14. What discussions he has had with the Minister for the Cabinet Office on proposals to merge UK Sport and Sport England. (18956)
My right hon. Friend the Secretary of State met Francis Maude on 8 July to discuss the public bodies Bill—
My apologies, Mr Speaker. They discussed bringing together UK Sport and Sport England, and that was also discussed at an inter-ministerial meeting on 13 September. I also met my devolved counterparts to discuss the issue when I was in Delhi and I have, of course, discussed it with many others in sport and inside the two bodies.
Recent correspondence from the Scottish Executive somewhat complacently suggests that they are merely aware of the proposed merger. Given UK Sport’s responsibilities for the world-class performance programme across the United Kingdom, how will the Minister ensure that there is a fair distribution of financial support for our elite athletes?

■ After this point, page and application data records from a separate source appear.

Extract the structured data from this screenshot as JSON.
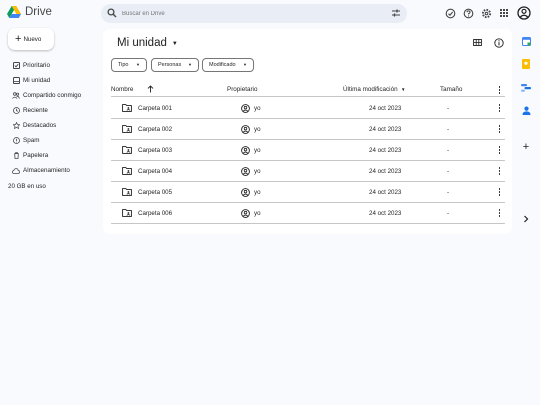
{
  "app": {
    "name": "Drive"
  },
  "search": {
    "placeholder": "Buscar en Drive"
  },
  "new_button": {
    "label": "Nuevo"
  },
  "sidebar": {
    "items": [
      {
        "label": "Prioritario",
        "icon": "checkbox-icon"
      },
      {
        "label": "Mi unidad",
        "icon": "my-drive-icon"
      },
      {
        "label": "Compartido conmigo",
        "icon": "people-icon"
      },
      {
        "label": "Reciente",
        "icon": "clock-icon"
      },
      {
        "label": "Destacados",
        "icon": "star-icon"
      },
      {
        "label": "Spam",
        "icon": "spam-icon"
      },
      {
        "label": "Papelera",
        "icon": "trash-icon"
      },
      {
        "label": "Almacenamiento",
        "icon": "cloud-icon"
      }
    ],
    "storage_text": "20 GB en uso"
  },
  "main": {
    "title": "Mi unidad",
    "filters": [
      "Tipo",
      "Personas",
      "Modificado"
    ],
    "columns": {
      "name": "Nombre",
      "owner": "Propietario",
      "modified": "Última modificación",
      "size": "Tamaño"
    },
    "rows": [
      {
        "name": "Carpeta 001",
        "owner": "yo",
        "modified": "24 oct 2023",
        "size": "-"
      },
      {
        "name": "Carpeta 002",
        "owner": "yo",
        "modified": "24 oct 2023",
        "size": "-"
      },
      {
        "name": "Carpeta 003",
        "owner": "yo",
        "modified": "24 oct 2023",
        "size": "-"
      },
      {
        "name": "Carpeta 004",
        "owner": "yo",
        "modified": "24 oct 2023",
        "size": "-"
      },
      {
        "name": "Carpeta 005",
        "owner": "yo",
        "modified": "24 oct 2023",
        "size": "-"
      },
      {
        "name": "Carpeta 006",
        "owner": "yo",
        "modified": "24 oct 2023",
        "size": "-"
      }
    ]
  },
  "colors": {
    "accent": "#0b57d0",
    "background": "#f8fafd",
    "search_bg": "#e9eef6",
    "divider": "#c4c7c5"
  }
}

That was one of the issues that we discussed in Delhi. I am sure that it will not have escaped the hon. Gentleman’s notice that part of the comprehensive spending review announced on Wednesday was framed by a decision to increase the amount of money going in to sport. We were able to announce not only that we would stick to the original spending limits envisaged for London 2012 and would honour those commitments in full, but that UK Sport would have the same level of funding, or slightly better, for the start of the Rio cycle than it is enjoying this year.

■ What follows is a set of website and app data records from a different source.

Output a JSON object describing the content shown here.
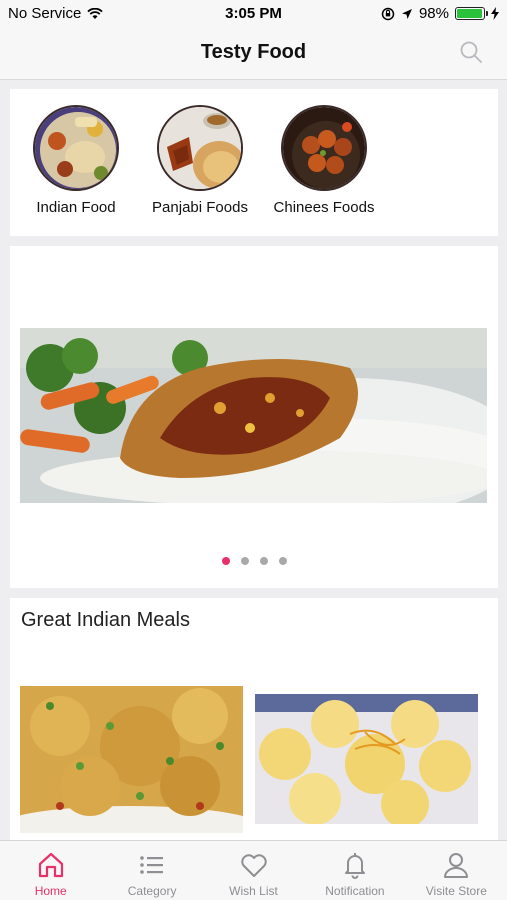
{
  "status_bar": {
    "carrier": "No Service",
    "time": "3:05 PM",
    "battery": "98%",
    "battery_level": 0.98
  },
  "header": {
    "title": "Testy Food",
    "search_icon": "search-icon"
  },
  "categories": [
    {
      "label": "Indian Food",
      "image": "indian-thali-image"
    },
    {
      "label": "Panjabi Foods",
      "image": "panjabi-food-image"
    },
    {
      "label": "Chinees Foods",
      "image": "chinese-food-image"
    }
  ],
  "banner": {
    "image": "chicken-rice-banner-image",
    "page_count": 4,
    "active_page": 1
  },
  "section": {
    "title": "Great Indian Meals",
    "items": [
      {
        "image": "vegetable-poha-image"
      },
      {
        "image": "rasgulla-sweets-image"
      }
    ]
  },
  "tabs": [
    {
      "label": "Home",
      "icon": "home-icon",
      "active": true
    },
    {
      "label": "Category",
      "icon": "list-icon",
      "active": false
    },
    {
      "label": "Wish List",
      "icon": "heart-icon",
      "active": false
    },
    {
      "label": "Notification",
      "icon": "bell-icon",
      "active": false
    },
    {
      "label": "Visite Store",
      "icon": "person-icon",
      "active": false
    }
  ],
  "colors": {
    "accent": "#e8316a",
    "inactive": "#8e8e93",
    "battery": "#2bc23b"
  }
}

In addition to the merger, the Government are cutting the funding that the two organisations receive as well as cutting £160 million from school sports and axing funding for sports colleges. Before the election, the hon. Gentleman praised Labour’s support for sport and pledged that it would not be undermined by the Conservatives. Will he tell us what impact those decisions will have on his predecessor’s ambition to get 2 million people taking part in sport?

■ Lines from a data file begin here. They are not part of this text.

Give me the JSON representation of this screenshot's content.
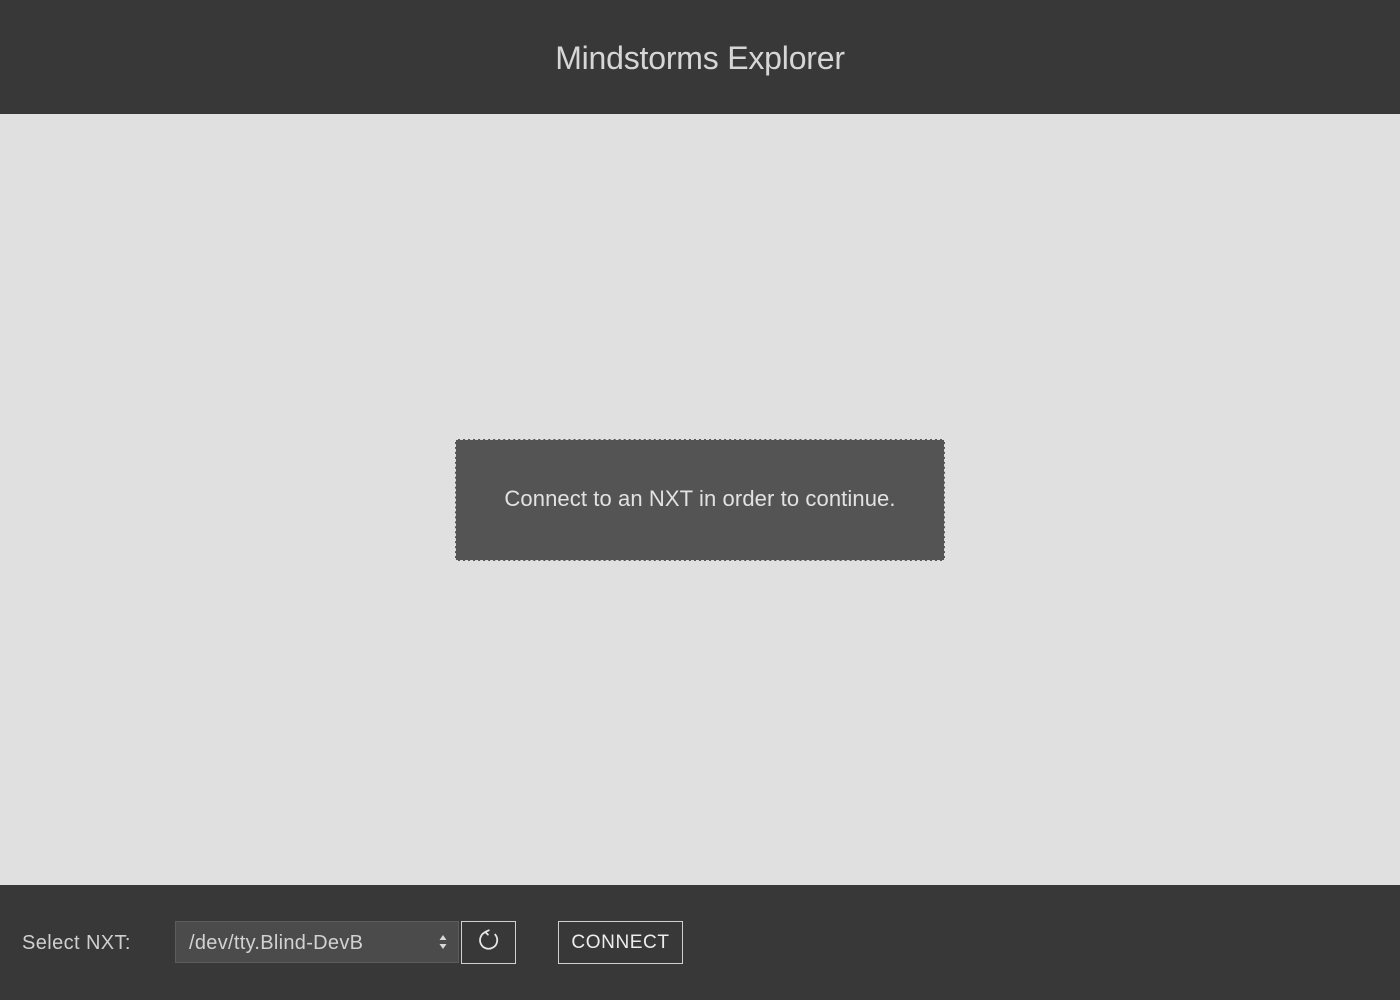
{
  "app": {
    "title": "Mindstorms Explorer"
  },
  "main": {
    "notice_text": "Connect to an NXT in order to continue."
  },
  "footer": {
    "select_label": "Select NXT:",
    "selected_device": "/dev/tty.Blind-DevB",
    "connect_label": "CONNECT"
  },
  "icons": {
    "refresh": "refresh-icon",
    "select_arrows": "updown-arrows-icon"
  },
  "colors": {
    "chrome_bg": "#383838",
    "content_bg": "#e0e0e0",
    "notice_bg": "#545454"
  }
}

I welcome the hon. Gentleman to his place and I hope that he enjoys the position as much as I did—and, if I might say so, spends as much time doing it as I did. I understand his point, but he must admit that the amount of debt interest this country pays out every single day is the same as the entire community sport budget each year, so it is a considerable job to tackle it. By increasing the lottery shares to UK Sport and Sport England, not only have we been able to shield in full UK Sport from the effects of this, preserving elite athlete funding through to 2012, but by the end of the four-year cycle of lottery funding Sport England will have more money going through its front door than it did at the beginning. That is, I believe, a considerable achievement.